Forest health was assessed through two lenses, says Minnemeyer; fragmentation of forests over time.

“Fragmentation is increasing over time. The amount of forest in small, medium, and large areas is declining. Increasingly, we have isolated patches and those patches are also getting fragmented until they no longer meet the forest definition,” said Minnemeyer.

Researchers also looked at invasive species found in forests across the state. “12% of forestland showed disturbances, and the leading cause of those disturbances was invasive species. That includes suppression of trees by vines and other invasive species, like Oriental Bittersweet, or Chinese Wisteria,” said Minnemeyer.

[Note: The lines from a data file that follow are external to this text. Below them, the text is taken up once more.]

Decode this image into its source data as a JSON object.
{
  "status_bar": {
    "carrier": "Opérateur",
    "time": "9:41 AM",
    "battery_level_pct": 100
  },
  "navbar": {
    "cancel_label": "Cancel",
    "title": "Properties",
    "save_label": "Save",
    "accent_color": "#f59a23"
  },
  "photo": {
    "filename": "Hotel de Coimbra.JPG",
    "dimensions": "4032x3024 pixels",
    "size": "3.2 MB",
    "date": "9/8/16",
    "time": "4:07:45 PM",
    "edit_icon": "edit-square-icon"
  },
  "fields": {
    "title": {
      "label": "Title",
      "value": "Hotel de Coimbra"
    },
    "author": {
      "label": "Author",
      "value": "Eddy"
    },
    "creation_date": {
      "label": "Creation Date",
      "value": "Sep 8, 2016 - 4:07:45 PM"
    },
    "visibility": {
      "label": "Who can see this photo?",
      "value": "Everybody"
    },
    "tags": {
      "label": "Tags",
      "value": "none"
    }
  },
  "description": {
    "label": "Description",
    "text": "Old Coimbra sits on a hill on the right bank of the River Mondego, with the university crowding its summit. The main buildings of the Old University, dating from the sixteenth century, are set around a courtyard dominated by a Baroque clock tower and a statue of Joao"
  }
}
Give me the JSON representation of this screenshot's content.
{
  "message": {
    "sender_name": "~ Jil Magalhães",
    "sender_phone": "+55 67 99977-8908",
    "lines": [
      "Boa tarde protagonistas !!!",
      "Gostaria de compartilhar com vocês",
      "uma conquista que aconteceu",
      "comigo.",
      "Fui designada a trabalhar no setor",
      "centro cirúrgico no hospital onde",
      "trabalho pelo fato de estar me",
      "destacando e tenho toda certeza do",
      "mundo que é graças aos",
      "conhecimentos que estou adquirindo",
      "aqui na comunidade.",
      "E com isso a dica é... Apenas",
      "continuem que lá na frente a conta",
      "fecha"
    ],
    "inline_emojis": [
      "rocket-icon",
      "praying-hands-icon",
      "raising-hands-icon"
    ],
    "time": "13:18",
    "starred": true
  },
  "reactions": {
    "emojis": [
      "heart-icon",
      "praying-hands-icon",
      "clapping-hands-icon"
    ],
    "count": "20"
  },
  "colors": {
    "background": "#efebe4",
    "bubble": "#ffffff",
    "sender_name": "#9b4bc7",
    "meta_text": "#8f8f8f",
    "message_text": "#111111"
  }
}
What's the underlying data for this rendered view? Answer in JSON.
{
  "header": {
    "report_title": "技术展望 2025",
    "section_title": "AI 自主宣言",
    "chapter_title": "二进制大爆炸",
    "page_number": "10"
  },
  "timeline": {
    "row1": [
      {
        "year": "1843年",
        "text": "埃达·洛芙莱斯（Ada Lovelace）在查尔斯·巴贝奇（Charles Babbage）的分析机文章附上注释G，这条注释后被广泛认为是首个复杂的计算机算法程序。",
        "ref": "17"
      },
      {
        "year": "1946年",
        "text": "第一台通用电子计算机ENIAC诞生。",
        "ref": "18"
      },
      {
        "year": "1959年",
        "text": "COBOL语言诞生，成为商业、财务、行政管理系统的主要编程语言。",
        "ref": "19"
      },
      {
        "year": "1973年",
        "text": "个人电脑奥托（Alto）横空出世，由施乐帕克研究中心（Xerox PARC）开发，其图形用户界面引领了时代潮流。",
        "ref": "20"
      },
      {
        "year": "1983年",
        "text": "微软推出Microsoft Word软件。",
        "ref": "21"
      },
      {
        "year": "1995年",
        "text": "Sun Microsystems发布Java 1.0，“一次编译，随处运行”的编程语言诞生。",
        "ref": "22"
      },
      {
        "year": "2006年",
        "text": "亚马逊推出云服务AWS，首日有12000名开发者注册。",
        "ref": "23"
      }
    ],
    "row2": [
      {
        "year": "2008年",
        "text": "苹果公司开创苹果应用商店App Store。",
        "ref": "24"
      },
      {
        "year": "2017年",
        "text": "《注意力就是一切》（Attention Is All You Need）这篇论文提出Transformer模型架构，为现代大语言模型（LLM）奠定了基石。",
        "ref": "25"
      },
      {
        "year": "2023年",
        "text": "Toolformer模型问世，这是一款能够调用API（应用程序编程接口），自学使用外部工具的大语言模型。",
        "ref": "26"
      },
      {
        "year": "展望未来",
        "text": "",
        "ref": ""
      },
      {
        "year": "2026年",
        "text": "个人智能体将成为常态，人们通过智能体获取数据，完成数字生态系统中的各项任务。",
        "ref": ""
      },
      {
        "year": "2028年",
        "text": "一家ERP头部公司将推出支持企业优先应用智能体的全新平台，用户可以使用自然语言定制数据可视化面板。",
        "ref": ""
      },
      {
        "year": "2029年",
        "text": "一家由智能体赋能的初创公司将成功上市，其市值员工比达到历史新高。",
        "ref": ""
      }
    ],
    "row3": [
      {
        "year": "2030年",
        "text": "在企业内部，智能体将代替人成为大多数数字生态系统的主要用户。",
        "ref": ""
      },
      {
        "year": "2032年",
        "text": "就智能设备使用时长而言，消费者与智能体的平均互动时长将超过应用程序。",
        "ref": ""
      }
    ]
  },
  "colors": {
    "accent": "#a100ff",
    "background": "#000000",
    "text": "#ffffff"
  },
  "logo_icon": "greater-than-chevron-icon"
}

Meeting Goals

The study also surveyed how well each of Maryland’s 24 counties are doing when it comes to meeting restoring forestland and tree planting goals. “We saw progress across the state, and wanted to note that there is extensive variation county by county,” said Minnemeyer.

Somerset County had the lowest amount of work done. However, Minnemeyer says it can be harder to find space for the trees in coastal areas. “There’s not an opportunity area for tree planting to reach a 70% goal in individual counties,” said Minnemeyer.
Areas of the state that saw gains include Baltimore City and other smaller, urban areas. “In areas where we’re seeing housing development from agricultural land, you often do see tree canopy increases. But, I would also expect that a significant part of that is related to Chesapeake Bay restoration,” said Minnemeyer.

Counting Change

In Maryland, between 36% and 38% of forested areas that experienced change were converted into developed area, says Minnemeyer. Central Maryland saw the most net forest change, as development continues in the area. Minnemeyer says forests in Prince George’s and Montgomery Counties were frequently changed into impervious surface, or turf and low vegetation.

However, another thing that Minnemeyer says is changing, is the increasing commitment to restoring forestland and canopy cover. In a survey, researchers found that about 1,854 total acres of trees were planted in 2019 and 2020. Protected areas were a significant source of gains, with about a third of Maryland’s forests under protective status. Researchers estimate that there are about 400,000 acres of areas suitable for tree planting across the state.

“Maryland is really accelerating the amount of total land protected. As of 2021, we’ve reached 29%, and Maryland is really approaching the 30 by 30 goals of protecting land and achieving that rate of protection,” said Minnemeyer.

Read The Study

To read the full, study click here. A digital StoryMap of the study is also available here.

Categories: Delaware, Environment, Local News